062917: Back to Fossils

A surprise, last minute trip to Cape Cod pulled me away from the blog last week. Between that and my last two bw posts of NYC I found myself missing my fossils! So I decided to return today with a full body of fossil images. They seem to be gaining more drama lately.

For those of you unfamiliar with these 387 million year old former denizens of my neighborhood I’ll attempt to provide identification (as best I can). Above are several types of coral accompanied by an impression of a trilobite pygidium (center left).

Not exactly sure what this is. The pattern suggests to me some form of coral.

Coral.

Cephalopods. I count at least four in this cluster.

One lone cephalopod.

An interesting mix – resting atop a brachiopod is part of the head (cephalon) and eye of a trilobite. That long dark cylinder I believe might be a small crinoid stem.

I can only think this is a slice of a brachiopod.

Sitting atop a bed of coral is a small rock loaded with crinoid ossicles (the round things). They essentially stacked to form the stem of the crinoid.

Brachiopods

Another brachiopod with some coral in the upper left.

Yet another brachiopod! Actually, there were some 12,000 or more various types.
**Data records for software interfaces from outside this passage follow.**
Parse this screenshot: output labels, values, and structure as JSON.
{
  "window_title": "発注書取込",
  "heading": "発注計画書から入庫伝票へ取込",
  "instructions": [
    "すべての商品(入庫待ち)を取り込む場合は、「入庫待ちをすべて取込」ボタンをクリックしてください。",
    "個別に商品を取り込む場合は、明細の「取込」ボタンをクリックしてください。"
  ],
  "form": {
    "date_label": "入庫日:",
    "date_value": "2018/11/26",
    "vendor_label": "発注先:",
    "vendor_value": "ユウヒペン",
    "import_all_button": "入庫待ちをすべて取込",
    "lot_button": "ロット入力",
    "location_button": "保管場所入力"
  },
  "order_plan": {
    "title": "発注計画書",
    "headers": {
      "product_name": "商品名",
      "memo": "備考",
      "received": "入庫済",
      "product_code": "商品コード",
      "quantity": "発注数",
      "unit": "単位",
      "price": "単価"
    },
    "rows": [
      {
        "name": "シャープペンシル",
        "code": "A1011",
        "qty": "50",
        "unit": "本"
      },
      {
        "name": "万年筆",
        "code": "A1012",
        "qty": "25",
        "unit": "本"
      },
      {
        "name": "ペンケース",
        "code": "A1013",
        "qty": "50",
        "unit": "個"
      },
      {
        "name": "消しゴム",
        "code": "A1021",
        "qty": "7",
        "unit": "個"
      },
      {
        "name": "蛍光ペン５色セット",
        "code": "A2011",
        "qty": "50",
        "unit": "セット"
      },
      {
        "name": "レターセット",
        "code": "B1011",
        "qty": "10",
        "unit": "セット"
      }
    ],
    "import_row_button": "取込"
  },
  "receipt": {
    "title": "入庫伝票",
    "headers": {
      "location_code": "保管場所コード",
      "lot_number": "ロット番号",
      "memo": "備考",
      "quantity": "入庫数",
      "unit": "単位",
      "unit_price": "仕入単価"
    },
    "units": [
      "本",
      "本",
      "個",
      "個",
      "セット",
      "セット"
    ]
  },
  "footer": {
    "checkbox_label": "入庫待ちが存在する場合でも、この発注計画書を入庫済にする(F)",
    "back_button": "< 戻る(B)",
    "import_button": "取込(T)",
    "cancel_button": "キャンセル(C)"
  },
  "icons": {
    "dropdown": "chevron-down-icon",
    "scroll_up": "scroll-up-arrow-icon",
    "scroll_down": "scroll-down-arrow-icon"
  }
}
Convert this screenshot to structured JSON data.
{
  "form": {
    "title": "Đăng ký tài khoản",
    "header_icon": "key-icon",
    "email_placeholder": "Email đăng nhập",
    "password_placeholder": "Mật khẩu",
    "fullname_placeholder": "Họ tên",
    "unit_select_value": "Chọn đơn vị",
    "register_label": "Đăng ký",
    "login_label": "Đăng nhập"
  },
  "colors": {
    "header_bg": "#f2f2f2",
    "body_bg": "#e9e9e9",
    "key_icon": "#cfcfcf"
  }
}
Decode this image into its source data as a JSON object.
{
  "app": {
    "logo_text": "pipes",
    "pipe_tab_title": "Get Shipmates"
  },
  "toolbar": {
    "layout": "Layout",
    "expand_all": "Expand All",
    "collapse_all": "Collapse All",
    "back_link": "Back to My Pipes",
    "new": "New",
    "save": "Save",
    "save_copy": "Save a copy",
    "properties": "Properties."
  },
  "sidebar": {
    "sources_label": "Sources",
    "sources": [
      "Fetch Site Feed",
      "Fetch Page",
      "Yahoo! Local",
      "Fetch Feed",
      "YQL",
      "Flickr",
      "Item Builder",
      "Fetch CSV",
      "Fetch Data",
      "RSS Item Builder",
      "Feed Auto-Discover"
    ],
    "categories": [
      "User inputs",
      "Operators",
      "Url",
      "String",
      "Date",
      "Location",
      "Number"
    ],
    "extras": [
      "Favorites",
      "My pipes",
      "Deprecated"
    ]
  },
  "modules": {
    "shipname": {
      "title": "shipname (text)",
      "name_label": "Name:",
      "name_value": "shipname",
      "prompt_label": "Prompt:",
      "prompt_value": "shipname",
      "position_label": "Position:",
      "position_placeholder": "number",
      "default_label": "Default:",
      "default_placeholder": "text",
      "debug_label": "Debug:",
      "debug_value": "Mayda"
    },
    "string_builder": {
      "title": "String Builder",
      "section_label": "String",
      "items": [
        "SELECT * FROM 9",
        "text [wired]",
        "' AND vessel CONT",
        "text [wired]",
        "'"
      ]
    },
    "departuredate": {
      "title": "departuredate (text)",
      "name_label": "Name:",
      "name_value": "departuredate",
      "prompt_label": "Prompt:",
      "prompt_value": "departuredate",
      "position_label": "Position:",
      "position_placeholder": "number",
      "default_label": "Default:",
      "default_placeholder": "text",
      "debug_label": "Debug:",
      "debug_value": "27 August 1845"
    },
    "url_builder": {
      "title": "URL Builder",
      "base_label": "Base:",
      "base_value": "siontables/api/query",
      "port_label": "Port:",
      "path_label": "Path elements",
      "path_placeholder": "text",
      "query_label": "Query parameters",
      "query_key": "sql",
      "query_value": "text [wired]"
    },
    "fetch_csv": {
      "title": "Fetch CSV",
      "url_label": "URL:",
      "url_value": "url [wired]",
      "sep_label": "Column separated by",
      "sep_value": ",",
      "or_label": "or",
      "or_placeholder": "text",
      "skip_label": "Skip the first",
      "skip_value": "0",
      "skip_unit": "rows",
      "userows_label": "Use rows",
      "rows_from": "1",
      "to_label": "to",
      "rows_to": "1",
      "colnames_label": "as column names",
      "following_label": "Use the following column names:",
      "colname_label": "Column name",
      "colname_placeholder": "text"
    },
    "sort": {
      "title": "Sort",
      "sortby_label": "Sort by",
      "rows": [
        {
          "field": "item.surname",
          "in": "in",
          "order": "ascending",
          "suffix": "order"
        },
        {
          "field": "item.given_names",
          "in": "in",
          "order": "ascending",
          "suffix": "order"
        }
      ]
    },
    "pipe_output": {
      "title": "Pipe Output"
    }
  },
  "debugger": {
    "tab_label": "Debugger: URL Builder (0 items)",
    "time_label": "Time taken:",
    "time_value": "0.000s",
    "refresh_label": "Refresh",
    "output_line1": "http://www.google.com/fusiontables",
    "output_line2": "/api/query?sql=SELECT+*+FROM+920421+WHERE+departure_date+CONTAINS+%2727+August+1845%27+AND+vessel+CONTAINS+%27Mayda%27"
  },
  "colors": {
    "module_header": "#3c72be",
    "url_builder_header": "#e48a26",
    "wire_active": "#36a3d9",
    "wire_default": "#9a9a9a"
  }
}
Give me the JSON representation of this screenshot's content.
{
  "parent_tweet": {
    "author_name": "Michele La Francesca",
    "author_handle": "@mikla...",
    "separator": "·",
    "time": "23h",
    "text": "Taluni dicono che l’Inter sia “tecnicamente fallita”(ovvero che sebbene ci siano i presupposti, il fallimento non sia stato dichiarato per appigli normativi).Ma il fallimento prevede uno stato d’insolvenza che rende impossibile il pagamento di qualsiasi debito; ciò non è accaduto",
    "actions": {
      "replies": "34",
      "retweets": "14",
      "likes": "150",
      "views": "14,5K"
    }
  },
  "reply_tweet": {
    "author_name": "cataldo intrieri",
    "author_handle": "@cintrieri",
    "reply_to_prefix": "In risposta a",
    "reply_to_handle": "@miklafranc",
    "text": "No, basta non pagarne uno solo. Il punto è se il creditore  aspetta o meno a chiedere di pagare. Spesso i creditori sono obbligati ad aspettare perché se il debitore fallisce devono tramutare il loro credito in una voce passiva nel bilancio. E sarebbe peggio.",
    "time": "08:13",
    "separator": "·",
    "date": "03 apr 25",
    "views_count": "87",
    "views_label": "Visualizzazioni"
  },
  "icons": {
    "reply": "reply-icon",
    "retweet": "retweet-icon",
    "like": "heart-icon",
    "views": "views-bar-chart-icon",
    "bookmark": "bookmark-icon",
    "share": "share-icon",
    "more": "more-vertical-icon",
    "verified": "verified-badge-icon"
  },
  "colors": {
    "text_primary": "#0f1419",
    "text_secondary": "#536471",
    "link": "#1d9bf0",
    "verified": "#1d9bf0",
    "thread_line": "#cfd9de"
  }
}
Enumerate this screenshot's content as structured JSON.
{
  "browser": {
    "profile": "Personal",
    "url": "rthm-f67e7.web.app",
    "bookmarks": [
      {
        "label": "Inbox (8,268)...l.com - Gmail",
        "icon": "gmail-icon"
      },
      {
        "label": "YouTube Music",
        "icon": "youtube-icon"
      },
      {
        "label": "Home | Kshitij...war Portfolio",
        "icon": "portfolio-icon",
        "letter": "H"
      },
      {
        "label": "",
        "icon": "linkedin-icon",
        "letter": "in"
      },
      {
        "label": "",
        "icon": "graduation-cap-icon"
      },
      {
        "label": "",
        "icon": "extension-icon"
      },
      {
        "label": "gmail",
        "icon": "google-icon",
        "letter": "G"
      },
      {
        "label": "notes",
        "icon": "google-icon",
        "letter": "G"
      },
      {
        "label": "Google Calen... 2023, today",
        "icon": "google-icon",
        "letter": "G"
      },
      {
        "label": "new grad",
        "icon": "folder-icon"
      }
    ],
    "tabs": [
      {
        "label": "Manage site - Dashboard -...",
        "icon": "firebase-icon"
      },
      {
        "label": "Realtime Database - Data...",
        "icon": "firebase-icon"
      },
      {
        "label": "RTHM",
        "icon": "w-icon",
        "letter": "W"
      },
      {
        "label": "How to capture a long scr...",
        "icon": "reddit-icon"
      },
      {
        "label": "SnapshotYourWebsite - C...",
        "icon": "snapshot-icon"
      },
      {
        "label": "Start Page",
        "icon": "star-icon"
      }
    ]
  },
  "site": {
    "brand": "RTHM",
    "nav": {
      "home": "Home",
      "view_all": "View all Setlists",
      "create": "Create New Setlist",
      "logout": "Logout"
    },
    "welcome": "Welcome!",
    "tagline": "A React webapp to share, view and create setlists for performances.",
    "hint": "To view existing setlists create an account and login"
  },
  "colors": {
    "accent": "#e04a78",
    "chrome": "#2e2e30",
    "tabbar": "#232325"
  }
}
And these (yes, brachiopods also) are different – they are the only fossils in this post not from the Catskill area. I dug them up several years ago while on a trip to Nashville.

A mess of fossils sitting out on an old table.

And, last but certainly not least, are a group of tentaculites, something I seldom find around here. I came across these along Kaaterskill Creek. I particularly love this one as it reminds me of an old retro sci-fi rocket ship! Fossils and rocket ships put a smile on my face!!

Thanks for the visit.